Goal of the exercise ::
The listing is to be reproduced in full, with no character altered.

Source data ::
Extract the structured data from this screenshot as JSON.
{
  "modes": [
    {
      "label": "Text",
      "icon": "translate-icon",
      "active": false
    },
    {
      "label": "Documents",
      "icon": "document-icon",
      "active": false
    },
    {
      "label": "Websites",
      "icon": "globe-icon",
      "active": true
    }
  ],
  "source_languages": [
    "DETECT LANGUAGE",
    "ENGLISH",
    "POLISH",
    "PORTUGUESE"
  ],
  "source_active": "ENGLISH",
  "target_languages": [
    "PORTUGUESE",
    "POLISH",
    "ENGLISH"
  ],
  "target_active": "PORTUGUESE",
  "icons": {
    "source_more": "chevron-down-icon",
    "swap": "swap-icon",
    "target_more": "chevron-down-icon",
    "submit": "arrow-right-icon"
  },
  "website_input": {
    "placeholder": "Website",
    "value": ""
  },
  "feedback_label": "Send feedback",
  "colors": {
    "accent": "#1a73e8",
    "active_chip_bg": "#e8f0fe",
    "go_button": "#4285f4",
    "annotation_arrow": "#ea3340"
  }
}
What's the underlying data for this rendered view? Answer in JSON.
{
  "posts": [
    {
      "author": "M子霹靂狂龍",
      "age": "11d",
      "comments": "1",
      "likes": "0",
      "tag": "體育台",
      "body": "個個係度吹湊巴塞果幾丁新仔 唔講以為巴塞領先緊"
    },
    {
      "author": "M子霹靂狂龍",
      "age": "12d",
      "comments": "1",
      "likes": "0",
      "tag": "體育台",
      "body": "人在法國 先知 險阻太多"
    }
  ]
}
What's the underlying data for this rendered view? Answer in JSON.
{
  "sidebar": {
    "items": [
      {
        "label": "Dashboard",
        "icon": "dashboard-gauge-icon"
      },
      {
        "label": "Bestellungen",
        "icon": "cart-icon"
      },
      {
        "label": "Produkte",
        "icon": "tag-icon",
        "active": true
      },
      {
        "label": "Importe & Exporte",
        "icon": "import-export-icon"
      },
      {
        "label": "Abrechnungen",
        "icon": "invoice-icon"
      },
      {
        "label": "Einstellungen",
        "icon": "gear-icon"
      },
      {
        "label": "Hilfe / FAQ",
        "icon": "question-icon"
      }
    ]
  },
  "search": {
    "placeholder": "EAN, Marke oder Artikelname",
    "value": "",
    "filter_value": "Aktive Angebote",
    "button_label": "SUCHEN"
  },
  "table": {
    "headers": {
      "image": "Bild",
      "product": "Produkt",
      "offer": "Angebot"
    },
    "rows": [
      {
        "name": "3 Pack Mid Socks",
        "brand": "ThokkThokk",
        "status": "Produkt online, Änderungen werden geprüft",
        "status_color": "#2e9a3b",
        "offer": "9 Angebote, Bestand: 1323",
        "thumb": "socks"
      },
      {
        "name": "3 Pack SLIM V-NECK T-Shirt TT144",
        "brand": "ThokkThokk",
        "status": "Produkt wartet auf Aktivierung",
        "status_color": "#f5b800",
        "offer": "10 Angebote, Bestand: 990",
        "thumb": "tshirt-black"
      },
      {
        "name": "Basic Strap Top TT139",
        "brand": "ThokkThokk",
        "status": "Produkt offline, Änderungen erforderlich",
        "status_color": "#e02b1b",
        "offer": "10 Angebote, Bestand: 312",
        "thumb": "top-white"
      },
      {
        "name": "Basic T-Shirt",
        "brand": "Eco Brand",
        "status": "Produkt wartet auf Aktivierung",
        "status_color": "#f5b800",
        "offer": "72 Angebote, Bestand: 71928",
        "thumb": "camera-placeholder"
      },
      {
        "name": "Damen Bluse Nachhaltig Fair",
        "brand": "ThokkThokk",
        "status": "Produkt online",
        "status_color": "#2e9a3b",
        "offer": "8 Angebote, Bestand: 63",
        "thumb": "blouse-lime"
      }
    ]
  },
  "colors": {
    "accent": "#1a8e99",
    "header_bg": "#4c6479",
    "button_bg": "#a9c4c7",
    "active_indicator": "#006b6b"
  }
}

Problem solution ::
Extract the structured data from this screenshot as JSON.
{
  "modes": [
    {
      "label": "Text",
      "icon": "translate-icon",
      "active": false
    },
    {
      "label": "Documents",
      "icon": "document-icon",
      "active": false
    },
    {
      "label": "Websites",
      "icon": "globe-icon",
      "active": true
    }
  ],
  "source_languages": [
    "DETECT LANGUAGE",
    "ENGLISH",
    "POLISH",
    "PORTUGUESE"
  ],
  "source_active": "ENGLISH",
  "target_languages": [
    "PORTUGUESE",
    "POLISH",
    "ENGLISH"
  ],
  "target_active": "PORTUGUESE",
  "icons": {
    "source_more": "chevron-down-icon",
    "swap": "swap-icon",
    "target_more": "chevron-down-icon",
    "submit": "arrow-right-icon"
  },
  "website_input": {
    "placeholder": "Website",
    "value": ""
  },
  "feedback_label": "Send feedback",
  "colors": {
    "accent": "#1a73e8",
    "active_chip_bg": "#e8f0fe",
    "go_button": "#4285f4",
    "annotation_arrow": "#ea3340"
  }
}
What's the underlying data for this rendered view? Answer in JSON.
{
  "posts": [
    {
      "author": "M子霹靂狂龍",
      "age": "11d",
      "comments": "1",
      "likes": "0",
      "tag": "體育台",
      "body": "個個係度吹湊巴塞果幾丁新仔 唔講以為巴塞領先緊"
    },
    {
      "author": "M子霹靂狂龍",
      "age": "12d",
      "comments": "1",
      "likes": "0",
      "tag": "體育台",
      "body": "人在法國 先知 險阻太多"
    }
  ]
}
What's the underlying data for this rendered view? Answer in JSON.
{
  "sidebar": {
    "items": [
      {
        "label": "Dashboard",
        "icon": "dashboard-gauge-icon"
      },
      {
        "label": "Bestellungen",
        "icon": "cart-icon"
      },
      {
        "label": "Produkte",
        "icon": "tag-icon",
        "active": true
      },
      {
        "label": "Importe & Exporte",
        "icon": "import-export-icon"
      },
      {
        "label": "Abrechnungen",
        "icon": "invoice-icon"
      },
      {
        "label": "Einstellungen",
        "icon": "gear-icon"
      },
      {
        "label": "Hilfe / FAQ",
        "icon": "question-icon"
      }
    ]
  },
  "search": {
    "placeholder": "EAN, Marke oder Artikelname",
    "value": "",
    "filter_value": "Aktive Angebote",
    "button_label": "SUCHEN"
  },
  "table": {
    "headers": {
      "image": "Bild",
      "product": "Produkt",
      "offer": "Angebot"
    },
    "rows": [
      {
        "name": "3 Pack Mid Socks",
        "brand": "ThokkThokk",
        "status": "Produkt online, Änderungen werden geprüft",
        "status_color": "#2e9a3b",
        "offer": "9 Angebote, Bestand: 1323",
        "thumb": "socks"
      },
      {
        "name": "3 Pack SLIM V-NECK T-Shirt TT144",
        "brand": "ThokkThokk",
        "status": "Produkt wartet auf Aktivierung",
        "status_color": "#f5b800",
        "offer": "10 Angebote, Bestand: 990",
        "thumb": "tshirt-black"
      },
      {
        "name": "Basic Strap Top TT139",
        "brand": "ThokkThokk",
        "status": "Produkt offline, Änderungen erforderlich",
        "status_color": "#e02b1b",
        "offer": "10 Angebote, Bestand: 312",
        "thumb": "top-white"
      },
      {
        "name": "Basic T-Shirt",
        "brand": "Eco Brand",
        "status": "Produkt wartet auf Aktivierung",
        "status_color": "#f5b800",
        "offer": "72 Angebote, Bestand: 71928",
        "thumb": "camera-placeholder"
      },
      {
        "name": "Damen Bluse Nachhaltig Fair",
        "brand": "ThokkThokk",
        "status": "Produkt online",
        "status_color": "#2e9a3b",
        "offer": "8 Angebote, Bestand: 63",
        "thumb": "blouse-lime"
      }
    ]
  },
  "colors": {
    "accent": "#1a8e99",
    "header_bg": "#4c6479",
    "button_bg": "#a9c4c7",
    "active_indicator": "#006b6b"
  }
}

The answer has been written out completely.